*Task to carry out*.
Give only the number of lines in the records below that contain the word "likes".

[Web page and app entries]
======
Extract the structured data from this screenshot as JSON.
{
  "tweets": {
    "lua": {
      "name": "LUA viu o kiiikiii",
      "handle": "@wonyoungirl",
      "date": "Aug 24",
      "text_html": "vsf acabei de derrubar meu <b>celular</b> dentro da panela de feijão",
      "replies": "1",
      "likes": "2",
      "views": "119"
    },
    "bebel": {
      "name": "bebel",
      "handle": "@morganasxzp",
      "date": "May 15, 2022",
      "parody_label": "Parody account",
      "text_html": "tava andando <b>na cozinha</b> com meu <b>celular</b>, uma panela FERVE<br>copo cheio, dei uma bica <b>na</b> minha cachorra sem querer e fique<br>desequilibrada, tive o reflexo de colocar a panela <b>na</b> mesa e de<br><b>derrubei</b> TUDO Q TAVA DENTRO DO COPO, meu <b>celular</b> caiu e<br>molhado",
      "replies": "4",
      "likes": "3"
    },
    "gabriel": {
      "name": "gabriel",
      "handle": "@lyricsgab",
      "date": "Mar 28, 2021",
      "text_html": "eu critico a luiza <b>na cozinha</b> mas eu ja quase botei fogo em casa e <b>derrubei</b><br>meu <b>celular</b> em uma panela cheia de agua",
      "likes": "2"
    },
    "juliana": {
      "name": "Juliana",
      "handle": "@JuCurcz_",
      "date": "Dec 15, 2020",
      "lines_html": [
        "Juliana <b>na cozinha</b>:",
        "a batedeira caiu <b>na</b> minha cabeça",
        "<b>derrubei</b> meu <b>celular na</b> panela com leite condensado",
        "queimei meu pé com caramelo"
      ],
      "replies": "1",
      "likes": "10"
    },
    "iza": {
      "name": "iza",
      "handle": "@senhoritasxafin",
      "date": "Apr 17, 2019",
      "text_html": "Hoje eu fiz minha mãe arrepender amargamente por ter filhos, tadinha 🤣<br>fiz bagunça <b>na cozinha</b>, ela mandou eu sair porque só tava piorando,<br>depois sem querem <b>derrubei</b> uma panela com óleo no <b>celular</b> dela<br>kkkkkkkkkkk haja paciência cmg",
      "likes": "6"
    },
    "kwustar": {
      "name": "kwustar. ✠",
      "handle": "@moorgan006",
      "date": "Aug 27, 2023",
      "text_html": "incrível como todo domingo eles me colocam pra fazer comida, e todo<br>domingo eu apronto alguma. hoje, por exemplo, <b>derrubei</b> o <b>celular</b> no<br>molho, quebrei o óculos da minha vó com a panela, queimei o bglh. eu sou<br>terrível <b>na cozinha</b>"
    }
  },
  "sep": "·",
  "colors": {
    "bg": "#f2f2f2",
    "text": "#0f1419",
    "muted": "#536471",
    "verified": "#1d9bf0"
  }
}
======
*Task response*.
5